Trespass Against Us (UK, 2015): I would normally praise an A-lister for going back to his native land to do a cheaper movie, but Michael Fassbender is rather miscast in this mildly compelling drama. Fassbender is Chad, the second in command of a band of outlaws living in the forest. Chad is good at what he does and is one hell of getaway driver. He is also a family man and has slightly more common sense than his fellow thieves.
When it becomes clear his son is likely to end up as one of the inept criminals that surround him, Chad begins to consider the possibility of jumping ship. The only obstacle is his father (Brendan Gleeson), a powerful figure that keeps Chad under his thumb using putdowns and guilt-tripping.
The Girl with All the Gifts (UK, 2016): Between The Walking Dead and all the low-rent undead flicks, it’s hard to give a fresh twist to the zombie subgenre. The Girl with All the Gifts does its darndest to achieve it, but the surplus of ideas ends up hurting the outcome.
The film opens intriguingly enough. A group of inoffensive-looking children are treated like Hannibal Lecter by an overzealous military unit. One of the kids is the dependably polite Melanie (newcomer Sennia Nanua), who hangs pictures of a cat on her wall when no one is looking. Slowly we come to realize the children are partially zombified, but retain a semblance of humanity.
The matter of the kids’ right to be treated as people is one of the many issues the movie hints at, but doesn’t develop (likely, the novel that inspired the film is more thorough). One element I haven’t seen in other zombie movies is the suggestion that mankind is screwed anyway and we should just let it happen. Continue reading “TIFF ’16 – Day 8: The Girl with All the Gifts, Ma’ Rosa”
Christine (USA, 2016): In 1974, Sarasota news reporter Christine Chubbuck responded to management pressures for more exciting stories by blowing her brains off on live TV. Since there is no mystery about her fate, this biopic focuses on the many factors that led her to take such drastic decision.

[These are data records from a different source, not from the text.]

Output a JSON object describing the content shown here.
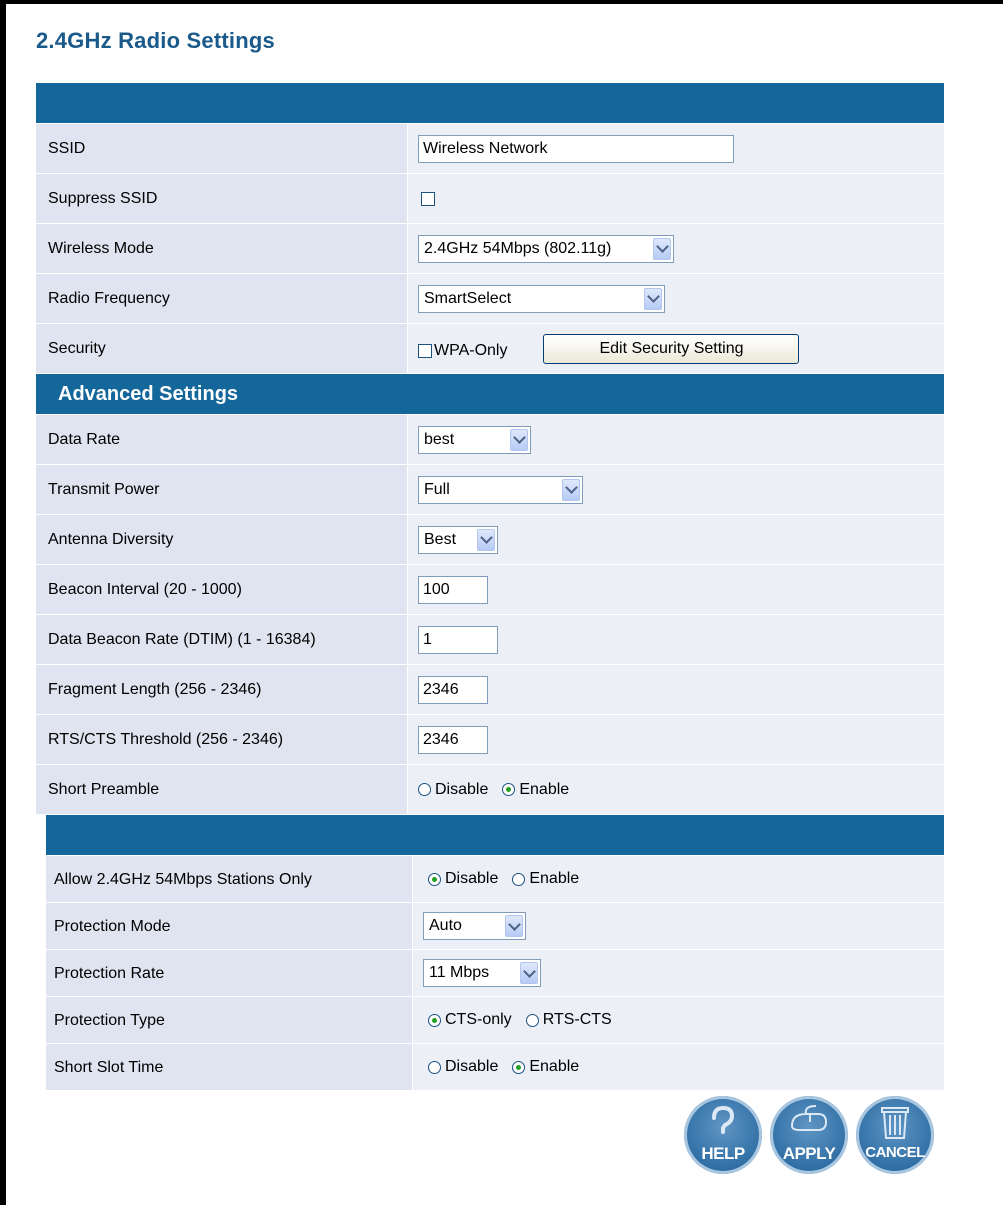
{
  "title": "2.4GHz Radio Settings",
  "basic": {
    "ssid": {
      "label": "SSID",
      "value": "Wireless Network"
    },
    "suppress_ssid": {
      "label": "Suppress SSID",
      "checked": false
    },
    "wireless_mode": {
      "label": "Wireless Mode",
      "value": "2.4GHz 54Mbps (802.11g)"
    },
    "radio_frequency": {
      "label": "Radio Frequency",
      "value": "SmartSelect"
    },
    "security": {
      "label": "Security",
      "wpa_only_label": "WPA-Only",
      "wpa_only_checked": false,
      "edit_button": "Edit Security Setting"
    }
  },
  "advanced": {
    "heading": "Advanced Settings",
    "data_rate": {
      "label": "Data Rate",
      "value": "best"
    },
    "transmit_power": {
      "label": "Transmit Power",
      "value": "Full"
    },
    "antenna_diversity": {
      "label": "Antenna Diversity",
      "value": "Best"
    },
    "beacon_interval": {
      "label": "Beacon Interval (20 - 1000)",
      "value": "100"
    },
    "dtim": {
      "label": "Data Beacon Rate (DTIM) (1 - 16384)",
      "value": "1"
    },
    "fragment_length": {
      "label": "Fragment Length (256 - 2346)",
      "value": "2346"
    },
    "rts_threshold": {
      "label": "RTS/CTS Threshold (256 - 2346)",
      "value": "2346"
    },
    "short_preamble": {
      "label": "Short Preamble",
      "options": [
        "Disable",
        "Enable"
      ],
      "selected": "Enable"
    }
  },
  "protection": {
    "allow_54": {
      "label": "Allow 2.4GHz 54Mbps Stations Only",
      "options": [
        "Disable",
        "Enable"
      ],
      "selected": "Disable"
    },
    "protection_mode": {
      "label": "Protection Mode",
      "value": "Auto"
    },
    "protection_rate": {
      "label": "Protection Rate",
      "value": "11 Mbps"
    },
    "protection_type": {
      "label": "Protection Type",
      "options": [
        "CTS-only",
        "RTS-CTS"
      ],
      "selected": "CTS-only"
    },
    "short_slot_time": {
      "label": "Short Slot Time",
      "options": [
        "Disable",
        "Enable"
      ],
      "selected": "Enable"
    }
  },
  "buttons": {
    "help": "HELP",
    "apply": "APPLY",
    "cancel": "CANCEL"
  },
  "icons": {
    "help": "question-mark-icon",
    "apply": "mouse-icon",
    "cancel": "trash-can-icon",
    "select_arrow": "chevron-down-icon"
  },
  "colors": {
    "header_bar": "#14679a",
    "title": "#1a5a8a",
    "label_bg": "#dfe4f0",
    "value_bg": "#eceff6",
    "radio_selected": "#21a121"
  }
}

As depicted in the film, Christine Chubbuck (Rebecca Hall, Vicki Christina Barcelona) was the smartest reporter in the room, with hopes to go to a bigger market. Christine was also struggling with depression, infertility and an unrequited crush on the news anchor (Michael C. Hall, Dexter).
The film is broad but successful at exploring all the elements involved in Chubbuck’s suicide. But the movie’s biggest asset is a powerhouse performance by Rebecca Hall, who builds a sympathetic character without betraying the integrity of the person who inspired it. If Christine wasn’t an indie struggling with distribution, I would call Hall a shoe-in for an Oscar nomination. Three planets.Continue reading “TIFF ’16 – Day 7: Christine, Sand Storm”
Deepwater Horizon (USA, 2016): Given director Peter Berg’s previous output (the disreputable Lone Survivor), I was honestly expecting this movie would be on British Petroleum’s side. Thankfully, Deepwater Horizon sticks to the official story and slaps some action scenes for good measure.
Berg’s go-to leading man, Mark Wahlberg, is Mike Williams, the second in command at the ill-fated oil platform. Because of greed inspired BP directives, a number of security checks are bypassed, so when they finally agree to a checkup, all hell breaks loose.
Even though Berg goes way over the top with the jargon, the filmmaker does a good job explaining the events that lead to the oil spilling (the environmental catastrophe that ensued is only mentioned in passing). But for all the didactic exposition and superb execution of complex action sequences, the characters are one-trait ponies. Kate Hudson is in this movie solely to pace around the house and look worried (and gorgeous). Two and a half planets.Continue reading “TIFF ’16 – Day 6: Deepwater Horizon, Mean Dreams, Manchester by the Sea, The Salesman”